Judith Swaddling, curator, British Museum
That’s what Andrew Graham-Dixon, television presenter, thinks of the Motya Charioteer. To me, not only is it an incredibly beautiful sculpture, but an extremely rare example of a Greek victor’s statue, representing the winner of a chariot race that took place almost 2,500 years ago.
For the past couple of months the charioteer has been on display in the Parthenon gallery at the British Museum. As part of the ‘Winning at the ancient Games’ trail, this statue with unquestionable attitude is one of 12 objects telling us about different aspects of victory in ancient sport. The sculpture has gained a vast number of fans and has even moved visitors to tears by its beauty.
I can’t help but contemplate what we’ve lost in the way of original Greek sculpture over the centuries. What survives is only a tiny fraction of the thousands of statues that stood in the sanctuaries of the gods and in public spaces. So we’re all the more lucky to have the charioteer here on loan from his usual home in Sicily, as the spectacular highlight of our trail. Did many other statues exist that were as exquisite as this one, I wonder?
Victors in the games of ancient Greece were allowed to set up statues of themselves where they won the contest. Sometimes, because a win in one of the major games, then as now, was such good propaganda, his town or city would set up a similar statue in his honour back home. Nowadays we set up gold-painted post-boxes in their home towns instead!
The Charioteer was found in excavations in Sicily in 1979. It was more than likely a monument honouring the achievement of a local ruler in Sicily. The grassland of Sicily and southern Italy was first-class for horse-breeding, and the Greek rulers of cities there, in what was known as ‘Greater Greece’, won lots of equestrian victories in the major games, especially at Olympia and Delphi, back in Greece itself. Their coins boast the theme – a kind of parallel for our postage stamps with the 2012 winners.

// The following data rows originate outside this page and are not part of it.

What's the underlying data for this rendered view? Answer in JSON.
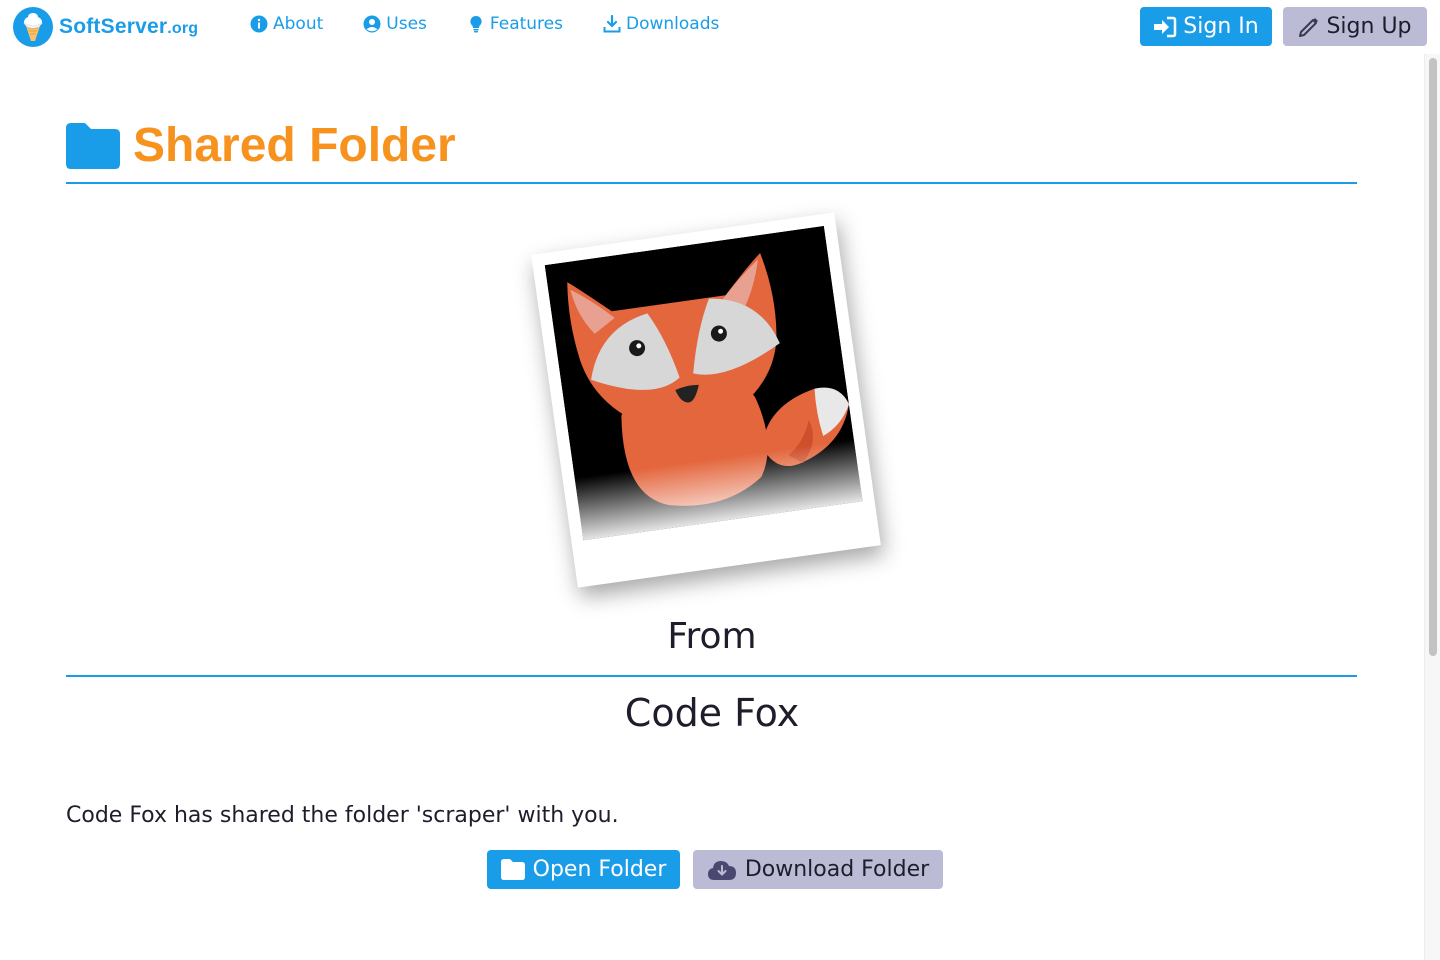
{
  "brand": {
    "name": "SoftServer",
    "tld": ".org",
    "logo_icon": "ice-cream-icon"
  },
  "nav": {
    "links": [
      {
        "label": "About",
        "icon": "info-circle-icon"
      },
      {
        "label": "Uses",
        "icon": "user-circle-icon"
      },
      {
        "label": "Features",
        "icon": "lightbulb-icon"
      },
      {
        "label": "Downloads",
        "icon": "download-icon"
      }
    ],
    "sign_in": {
      "label": "Sign In",
      "icon": "sign-in-icon"
    },
    "sign_up": {
      "label": "Sign Up",
      "icon": "pencil-icon"
    }
  },
  "page": {
    "title": "Shared Folder",
    "title_icon": "folder-icon",
    "avatar": "fox-avatar",
    "from_label": "From",
    "owner_name": "Code Fox",
    "message": "Code Fox has shared the folder 'scraper' with you.",
    "open_button": {
      "label": "Open Folder",
      "icon": "folder-icon"
    },
    "download_button": {
      "label": "Download Folder",
      "icon": "cloud-download-icon"
    }
  },
  "colors": {
    "primary": "#1a9de8",
    "accent": "#f7921e",
    "secondary": "#bcbbd6",
    "text": "#1d1d2c"
  }
}
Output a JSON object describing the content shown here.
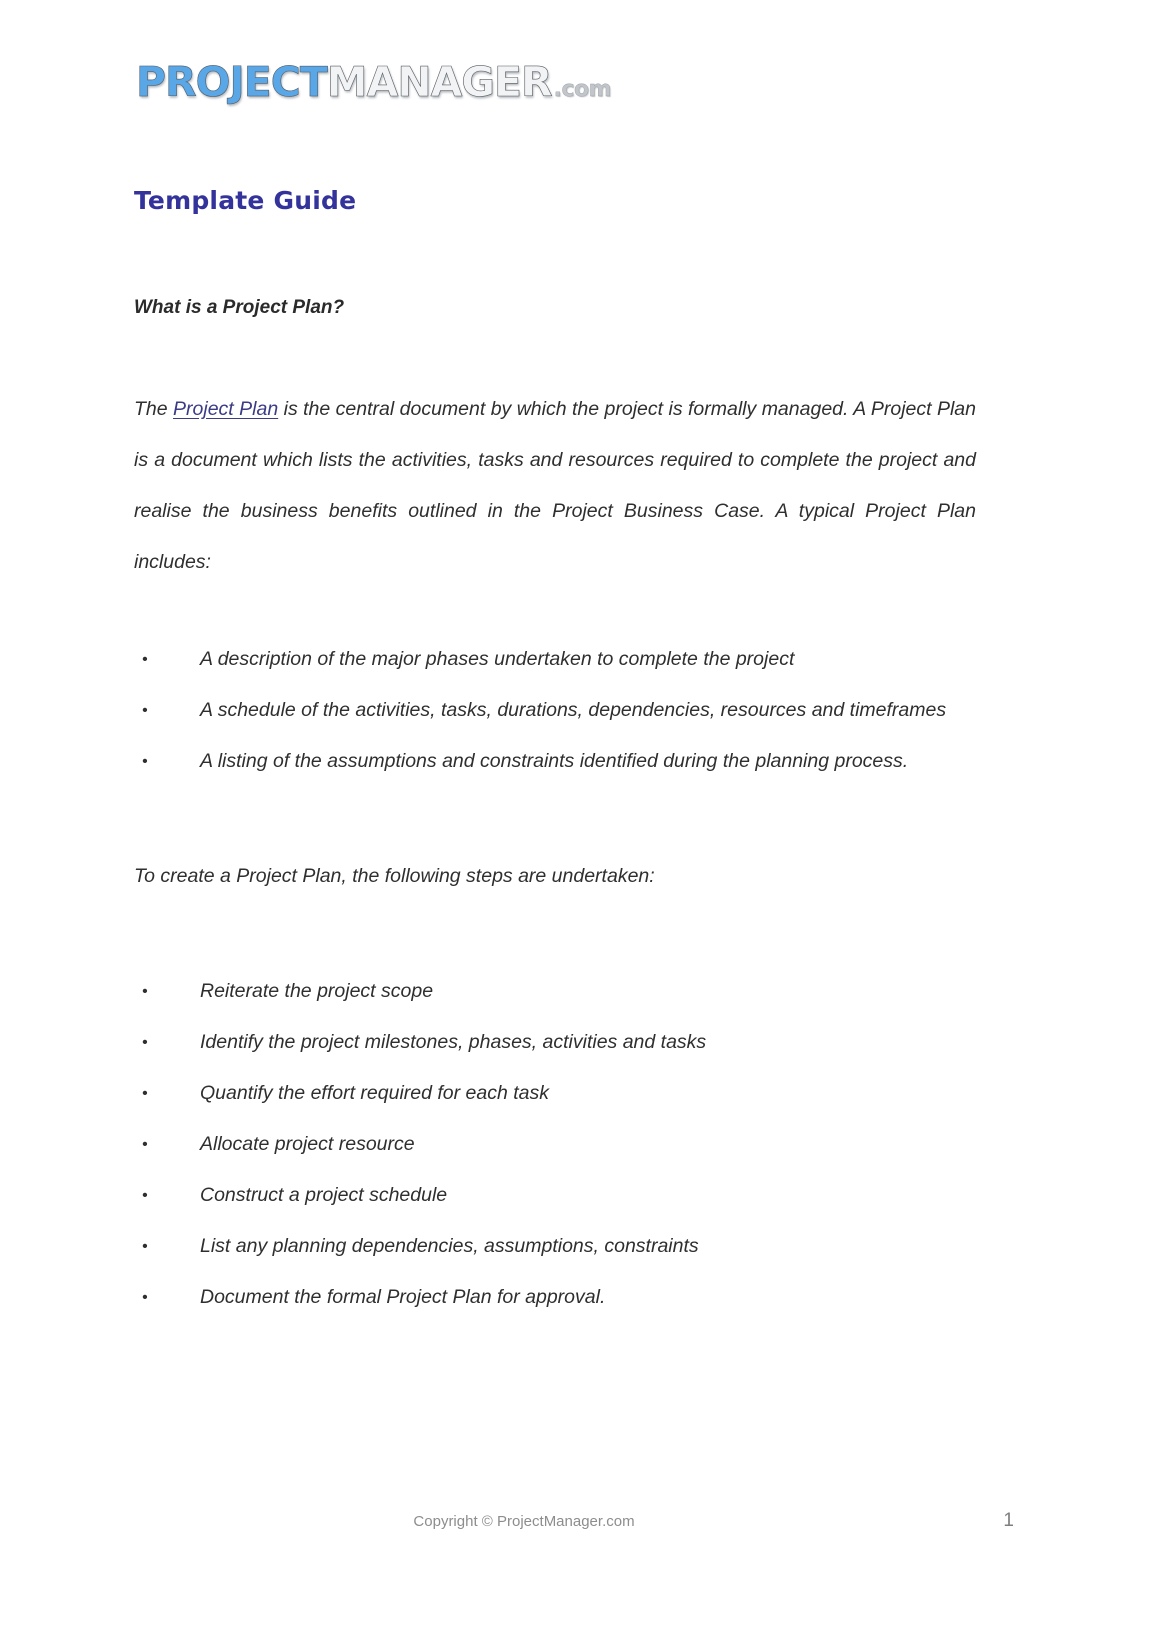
{
  "logo": {
    "part1": "PROJECT",
    "part2": "MANAGER",
    "part3": ".com",
    "color_part1": "#5aa7e8",
    "color_part2": "#e9ebed",
    "color_part3": "#c2c6ca"
  },
  "document": {
    "title": "Template Guide",
    "title_color": "#33339b",
    "section_heading": "What is a Project Plan?",
    "intro_before_link": "The ",
    "intro_link": "Project Plan",
    "intro_after_link": " is the central document by which the project is formally managed. A Project Plan is a document which lists the activities, tasks and resources required to complete the project and realise the business benefits outlined in the Project Business Case. A typical Project Plan includes:",
    "includes_list": [
      "A description of the major phases undertaken to complete the project",
      "A schedule of the activities, tasks, durations, dependencies, resources and timeframes",
      "A listing of the assumptions and constraints identified during the planning process."
    ],
    "steps_intro": "To create a Project Plan, the following steps are undertaken:",
    "steps_list": [
      "Reiterate the project scope",
      "Identify the project milestones, phases, activities and tasks",
      "Quantify the effort required for each task",
      "Allocate project resource",
      "Construct a project schedule",
      "List any planning dependencies, assumptions, constraints",
      "Document the formal Project Plan for approval."
    ],
    "bullet_marker": "•"
  },
  "footer": {
    "copyright": "Copyright © ProjectManager.com",
    "page_number": "1"
  }
}
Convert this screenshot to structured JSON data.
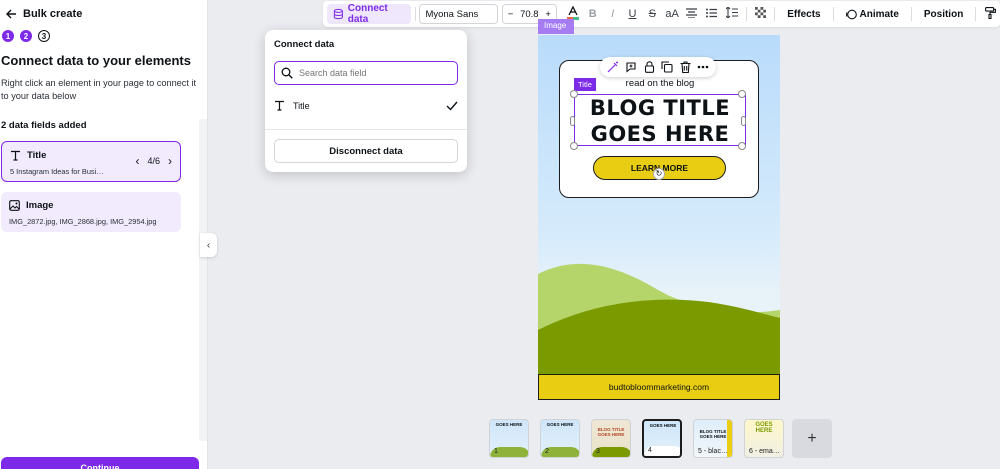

In an ancient chariot race, with reputedly up to 40 chariots in a contest, there’s no doubt that charioteers put their lives at risk. Some say the charioteer looks like a poser, but look more closely at that hand on the left hip. It doesn’t just rest there decorously – it’s really supporting his weight and digging into the flesh, pulling the fine cloth of the long tunic into incredibly realistic folds.
The thrust-out hip is unquestionably provocative, but isn’t that how you’d stand with an exhausted body, yet proud and triumphant enough still to push out the chest and hold the head erect? The virtually transparent cloth clings to his body with the sweat and effort of the race. The veins on his upper arms still stand out with the blood coursing through.
True, there have been a large number of alternative interpretations of the figure, but the main reason for identifying it as a charioteer is the long tunic, the xystis, and the broad belt on to which the reins would have been fastened – on the statue, this would have been via fixings in the two holes in the belt at the front. This prevented the reins from being pulled out of the hands, but also dangerously prevented the charioteer from being thrown free in a crash. Most disasters happened at the turning posts at either end of the oblong track.
But there are so many other intriguing questions about the Charioteer.
Why was the statue found on a tiny island at the western tip of Sicily, – Motya, in ancient times a Phoenician stronghold? We know that it was from here that the Phoenicians, towards the end of the 5th century BC, raided a number of the Greek cities in Sicily, looting many sculptures and taking them back to their homeland – Carthage, in north Africa. If this was one of the looted statues, why was it taken to Motya instead? It was actually found built into fortifications which the Phoenicians must have rapidly constructed when Dionysios I, the Greek ruler of Syracuse, invaded in retaliation and sacked Motya not many years later in 397 BC. In ancient times it wasn’t unusual to utilise statues or any other stonework at hand to hastily build up a barricade in times of siege.
Winning athletes in the ancient games became super-heroes, were given massive home-coming parades, and public honours such as free meals and theatre tickets for life. Some were even thought to have healing powers. They became celebrities, and could command prize money for appearances at festivals. Maybe our winner here would find a lot in common with our 2012 sporting heroes!
The statue is normally displayed at the Museo Giuseppe Whitaker on Motya and is on loan at the British Museum until 19 September courtesy of the Regione Siciliana, Assessorato dei Beni Culturali e dell’Identità Siciliana, with thanks to the Italian Cultural Institute in London.
Winning at the ancient Games is on display in various galleries until 9 September 2012